Treasury boss backs Reagan and restriction
The new head of Australia's Treasury is a big fan of Ronald Reagan and says austerity is getting a bad rap.
John Fraser has made his first appearance as departmental secretary at Senate estimates this week, just a few weeks after leaving UBS Global Asset Management in London to replace the long-serving public servant Martin Parkinson.
He fired off a range of opinions that some may use to judge the future direction of the Treasury.
Mr Fraser said he was “a great believer” in business and personal income tax cuts introduced by US president Ronald Reagan in the early nineteen-eighties.
Critics argue that the changes pushed the US budget deeper into deficit, but Mr Fraser sees it differently.
The cuts “helped reinforce the entrepreneurial spirit which is alive in some of the smaller and medium-sized businesses in the US”, Mr Fraser said.
He said the growing amount of experts becoming critical of austerity measures – such as those in the International Monetary Fund (IMF) - had missed the “clear success” of deep cuts in the United Kingdom.
“I was in Great Britain when the IMF chief economist came to look, and he said he had been pleasantly surprised that the UK had been doing so well with the austerity program,” Mr Fraser told the hearing.
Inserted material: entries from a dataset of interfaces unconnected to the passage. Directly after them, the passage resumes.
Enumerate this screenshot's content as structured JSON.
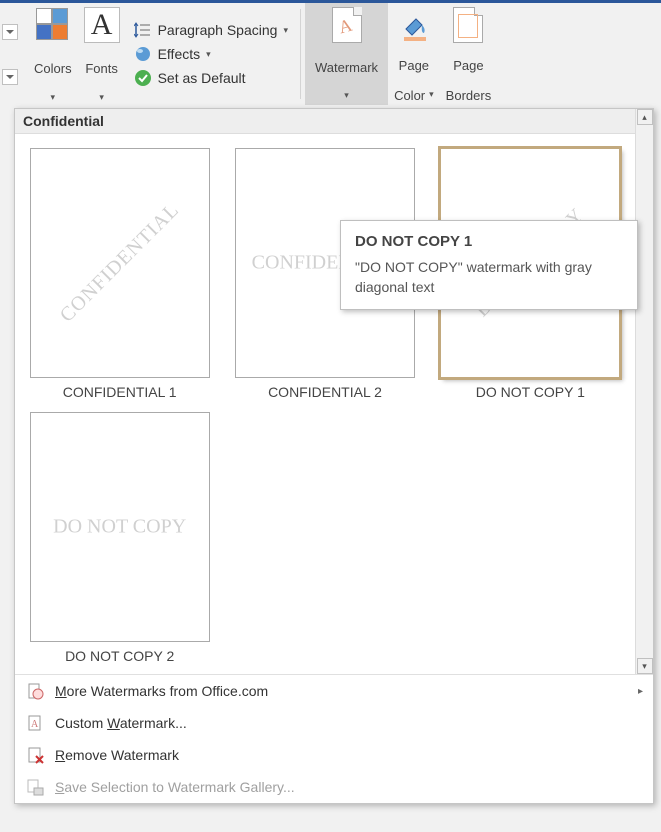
{
  "ribbon": {
    "colors_label": "Colors",
    "fonts_label": "Fonts",
    "fonts_glyph": "A",
    "paragraph_spacing_label": "Paragraph Spacing",
    "effects_label": "Effects",
    "set_default_label": "Set as Default",
    "watermark_label": "Watermark",
    "page_color_label": "Page Color",
    "page_borders_label_line1": "Page",
    "page_borders_label_line2": "Borders",
    "dropdown_glyph": "▾",
    "right_tri": "▸"
  },
  "colors_swatches": [
    "#ffffff",
    "#5b9bd5",
    "#4472c4",
    "#ed7d31"
  ],
  "gallery": {
    "section_title": "Confidential",
    "thumbs": [
      {
        "wm_text": "CONFIDENTIAL",
        "style": "diag",
        "label": "CONFIDENTIAL 1",
        "selected": false
      },
      {
        "wm_text": "CONFIDENTIAL",
        "style": "horz",
        "label": "CONFIDENTIAL 2",
        "selected": false
      },
      {
        "wm_text": "DO NOT COPY",
        "style": "diag",
        "label": "DO NOT COPY 1",
        "selected": true
      },
      {
        "wm_text": "DO NOT COPY",
        "style": "horz",
        "label": "DO NOT COPY 2",
        "selected": false
      }
    ],
    "menu": {
      "more_office": "More Watermarks from Office.com",
      "custom": "Custom Watermark...",
      "remove": "Remove Watermark",
      "save_selection": "Save Selection to Watermark Gallery..."
    }
  },
  "tooltip": {
    "title": "DO NOT COPY 1",
    "body": "\"DO NOT COPY\" watermark with gray diagonal text"
  },
  "scroll": {
    "up": "▴",
    "down": "▾"
  }
}
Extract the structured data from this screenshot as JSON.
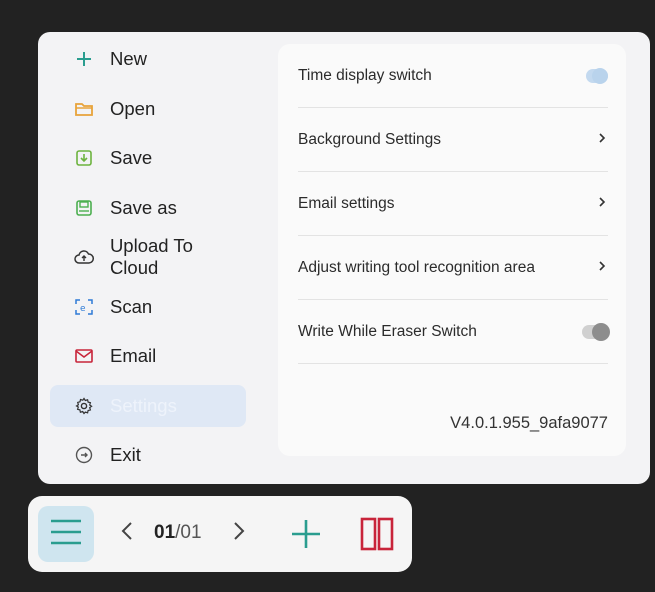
{
  "menu": {
    "items": [
      {
        "label": "New",
        "icon": "plus-icon"
      },
      {
        "label": "Open",
        "icon": "folder-icon"
      },
      {
        "label": "Save",
        "icon": "save-icon"
      },
      {
        "label": "Save as",
        "icon": "save-as-icon"
      },
      {
        "label": "Upload To Cloud",
        "icon": "cloud-upload-icon"
      },
      {
        "label": "Scan",
        "icon": "scan-icon"
      },
      {
        "label": "Email",
        "icon": "mail-icon"
      },
      {
        "label": "Settings",
        "icon": "gear-icon",
        "active": true
      },
      {
        "label": "Exit",
        "icon": "exit-icon"
      }
    ]
  },
  "settings": {
    "time_display": {
      "label": "Time display switch",
      "state": "on"
    },
    "background": {
      "label": "Background Settings"
    },
    "email": {
      "label": "Email settings"
    },
    "recognition": {
      "label": "Adjust writing tool recognition area"
    },
    "write_eraser": {
      "label": "Write While Eraser Switch",
      "state": "off"
    },
    "version": "V4.0.1.955_9afa9077"
  },
  "toolbar": {
    "current_page": "01",
    "page_separator": "/",
    "total_pages": "01"
  },
  "colors": {
    "accent_teal": "#2a9d8f",
    "accent_red": "#c8243a",
    "active_bg": "#dfe8f5"
  }
}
“I think the clear success in the UK is interesting, and I would there's been clear success also in the United States as well as elsewhere. But we are a sovereign nation, we are a proud sovereign nation, we have to tailor policies to our own conditions.”
“My own view is that I approach fiscal stimulus, in whatever circumstances, with a great deal of care.
“I am old-fashioned. I don't like public debt.”
“One of the reasons I don't like it is because public debt leaves you liable to the vicissitudes of the market. So when interest rates go up as they did in the late 1980s we suddenly had public debt interest taking up a massive amount of outlays.”
He backed the Federal Government’s line that interest payments on government debt are becoming a serious risk.
“To my mind that's money that could have been spent on better things, and I'll articulate that later in other places,” he said.
He said the Treasury's Intergenerational Report, which should be out next week, would have “very real implications for how we spend our money, and indeed also how we tax”.
The report intends to detail the dual problems of Australia's ageing population and government debt.